The Asthma and Allergy Network, Mothers of Asthmatics (AANMA) held an Asthma Awareness day on Capitol Hill in 2002. There they heard tragic stories of school children who did not get to their asthma medications in time and died. In most instances, the medications were locked in an office at school, not with the child. Every school year there are more reports like these.
In 2010 the last state finally passed it's asthma-medication law. Now, children in all 50 states are legally allowed to carry their asthma medications at school. This can be critical for children who need a rescue inhaler for an immediate attack. Before allowing your child to carry their inhaler, they need to know how to use it correctly.
Children as young as three years old can begin learning to use their inhaler with a spacer. They will need proper instruction, supervision and practice to get it down. Many doctor's offices have tools that children can practice on while they learn their medications. Our daughters have a practice inhaler now that whistles when they breathe in correctly. This will help them down the road when they no longer need their spacers.
There are many additional factors that determine whether your child is ready to carry their own medications. Some of the things to consider might include:
- Do you have a school nurse on campus?
- Does your child want to be responsible for their medication?
- Will your child readily identify when they need to use their medication?
- Does your child know their asthma triggers?
- Is your child embarrassed to use their medication or excuse themselves to use it?
- Does your child have the proper techniques to use their medications unassisted?
- Will your child notify an adult if they have had to use their medication?
- Can your child identify any potential side effects from their medication?
- Will your child share medications?
- Will your child take their medication for reasons other than intended ones?
- Will your child leave their medications unattended?
All school districts have different rules and policies regarding children self-administering and self-carrying their medications. There is usually paperwork needed in order to allow your child to do this. Your school nurse, counselor or principal should be able to tell you what paperwork needs to be submitted and when it is due. It is important to discuss these issues prior to the beginning of the school year because most of the time a doctor's signature is needed on the forms.

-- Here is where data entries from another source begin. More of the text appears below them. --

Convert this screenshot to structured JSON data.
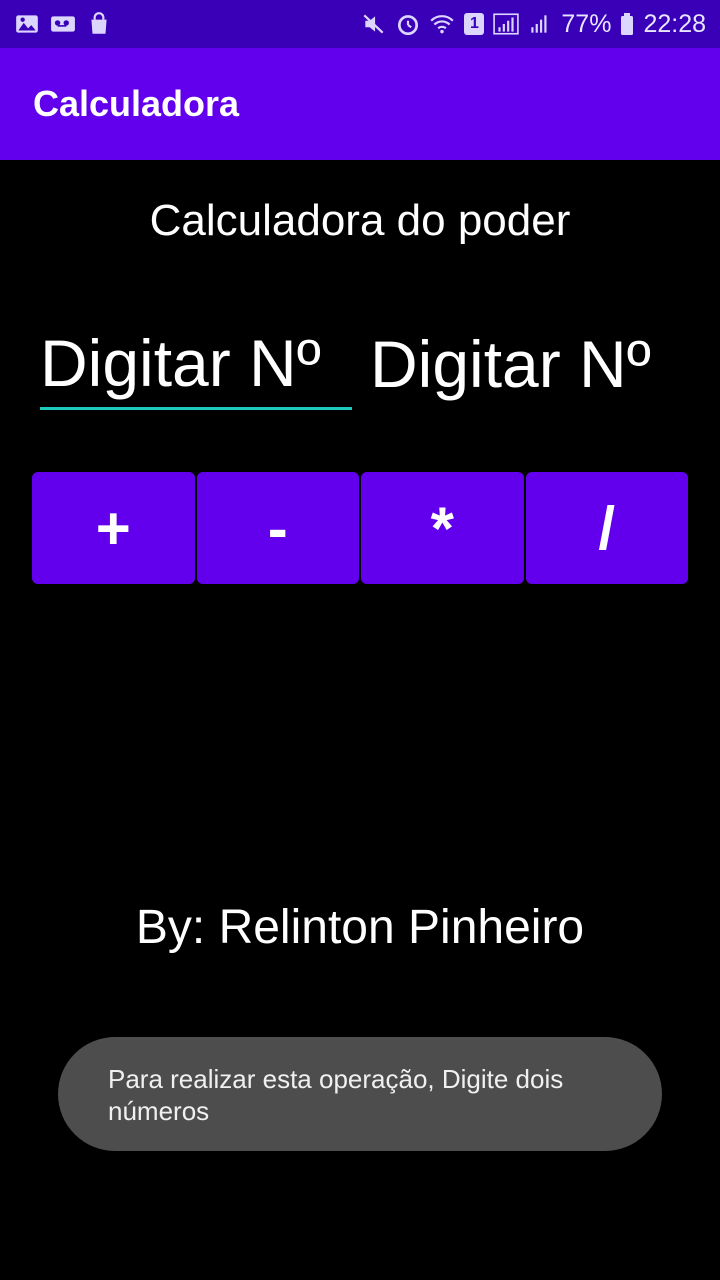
{
  "status_bar": {
    "battery_percent": "77%",
    "time": "22:28",
    "sim_badge": "1"
  },
  "app_bar": {
    "title": "Calculadora"
  },
  "main": {
    "heading": "Calculadora do poder",
    "input1_placeholder": "Digitar Nº",
    "input2_placeholder": "Digitar Nº",
    "operations": [
      "+",
      "-",
      "*",
      "/"
    ],
    "author": "By: Relinton Pinheiro"
  },
  "toast": {
    "message": "Para realizar esta operação, Digite dois números"
  },
  "colors": {
    "status_bar": "#3a00b8",
    "app_bar": "#6200ee",
    "button": "#6200ee",
    "input_underline": "#1ec8bf",
    "toast_bg": "#4d4d4d"
  }
}
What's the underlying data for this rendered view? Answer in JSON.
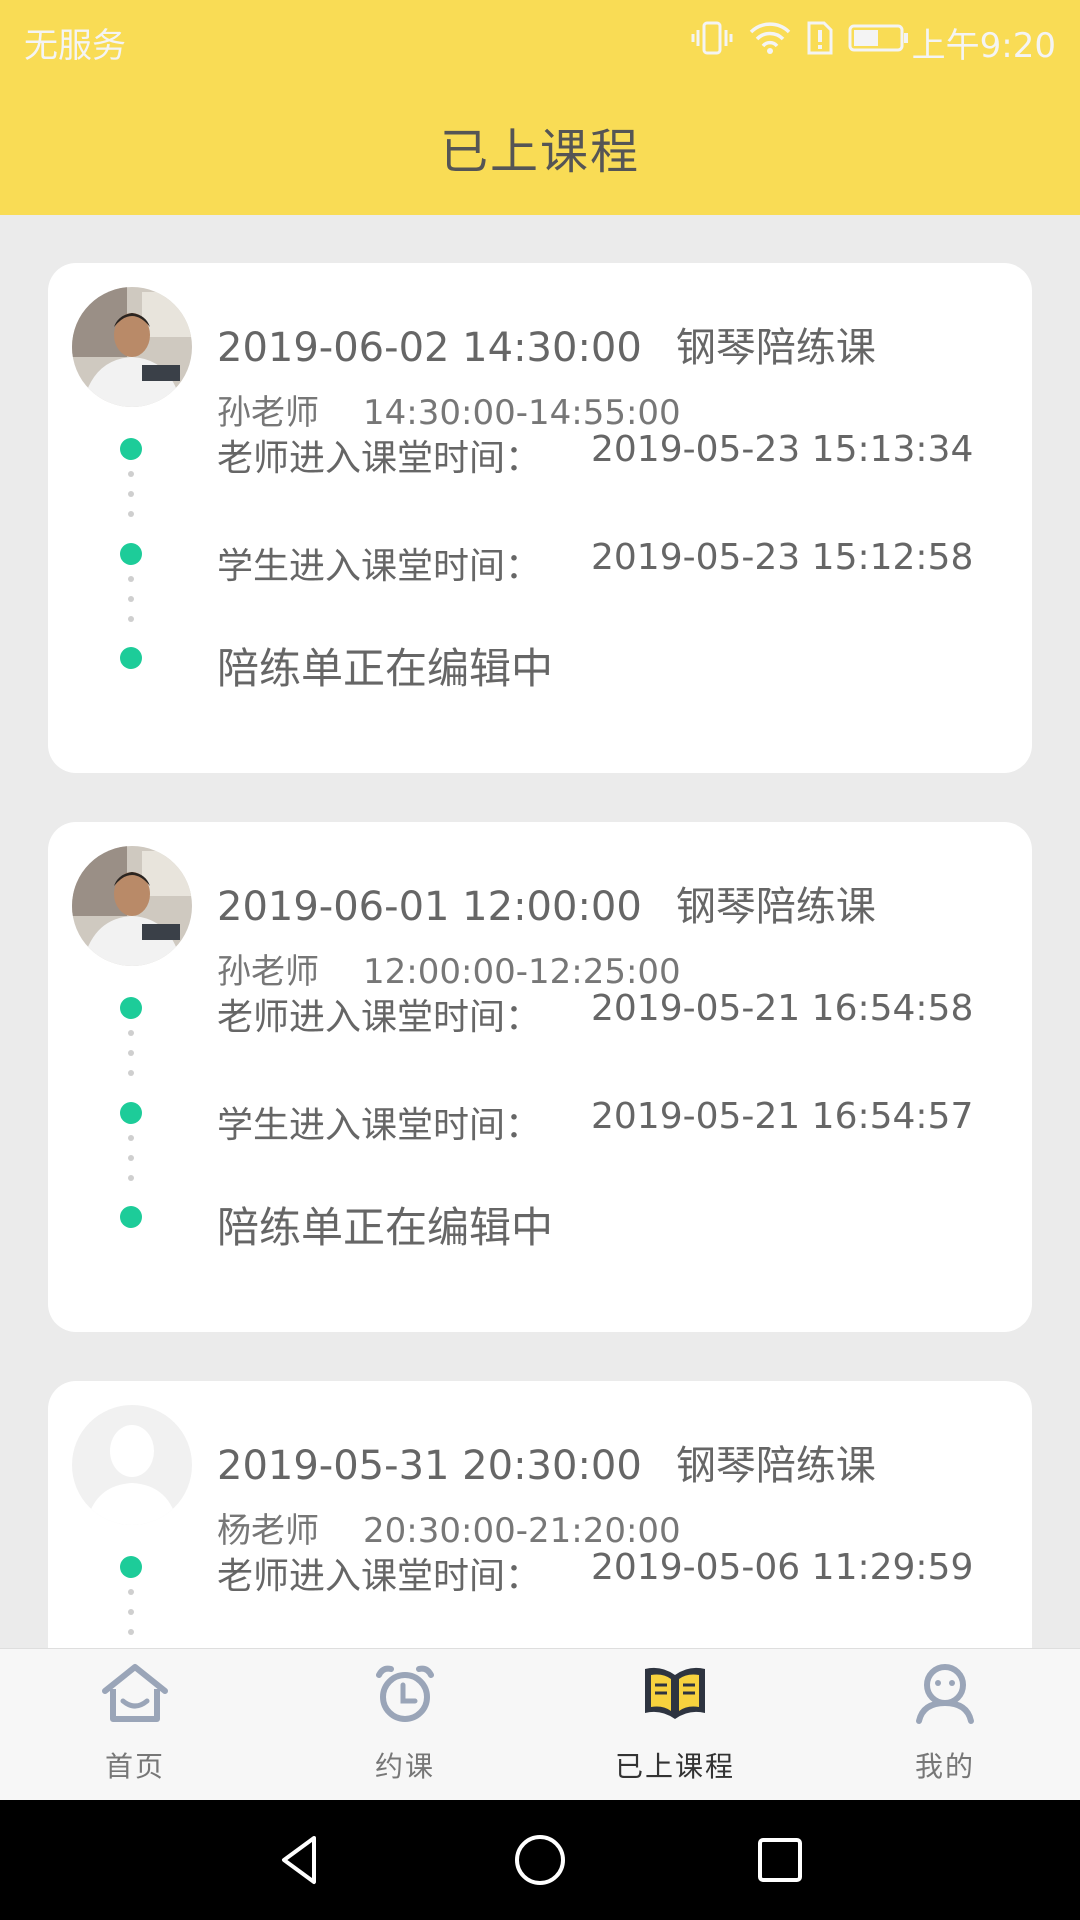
{
  "status_bar": {
    "carrier": "无服务",
    "time": "上午9:20",
    "icons": [
      "vibrate-icon",
      "wifi-icon",
      "sim-alert-icon",
      "battery-icon"
    ]
  },
  "header": {
    "title": "已上课程"
  },
  "courses": [
    {
      "avatar": "teacher-photo",
      "datetime": "2019-06-02 14:30:00",
      "course_type": "钢琴陪练课",
      "teacher": "孙老师",
      "time_range": "14:30:00-14:55:00",
      "teacher_enter_label": "老师进入课堂时间：",
      "teacher_enter_time": "2019-05-23 15:13:34",
      "student_enter_label": "学生进入课堂时间：",
      "student_enter_time": "2019-05-23 15:12:58",
      "status": "陪练单正在编辑中"
    },
    {
      "avatar": "teacher-photo",
      "datetime": "2019-06-01 12:00:00",
      "course_type": "钢琴陪练课",
      "teacher": "孙老师",
      "time_range": "12:00:00-12:25:00",
      "teacher_enter_label": "老师进入课堂时间：",
      "teacher_enter_time": "2019-05-21 16:54:58",
      "student_enter_label": "学生进入课堂时间：",
      "student_enter_time": "2019-05-21 16:54:57",
      "status": "陪练单正在编辑中"
    },
    {
      "avatar": "default-avatar",
      "datetime": "2019-05-31 20:30:00",
      "course_type": "钢琴陪练课",
      "teacher": "杨老师",
      "time_range": "20:30:00-21:20:00",
      "teacher_enter_label": "老师进入课堂时间：",
      "teacher_enter_time": "2019-05-06 11:29:59"
    }
  ],
  "tabbar": {
    "items": [
      {
        "label": "首页",
        "icon": "home-icon",
        "active": false
      },
      {
        "label": "约课",
        "icon": "alarm-clock-icon",
        "active": false
      },
      {
        "label": "已上课程",
        "icon": "open-book-icon",
        "active": true
      },
      {
        "label": "我的",
        "icon": "user-icon",
        "active": false
      }
    ]
  },
  "colors": {
    "header_yellow": "#f9dc55",
    "timeline_green": "#1dcc99",
    "active_book_yellow": "#f7d23e",
    "background": "#ebebeb"
  },
  "system_nav": [
    "back-icon",
    "home-circle-icon",
    "recents-icon"
  ]
}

It is important to teach your child the skills needed to be responsible for their own health and medication. Gradually teaching these skills with age-appropriate tools is the best way to prepare your child for the task. When your child does start carrying their own medications be sure there is back up medication at school, with the nurse or responsible adult, just in case. This is the best way to insure quick access to asthma medications when needed and it may just save your child's life.
Check out my previous blog, Resources and Tools: Teaching Your Child About Asthma for tips to start educating your child about their asthma.
Published On: October 08, 2014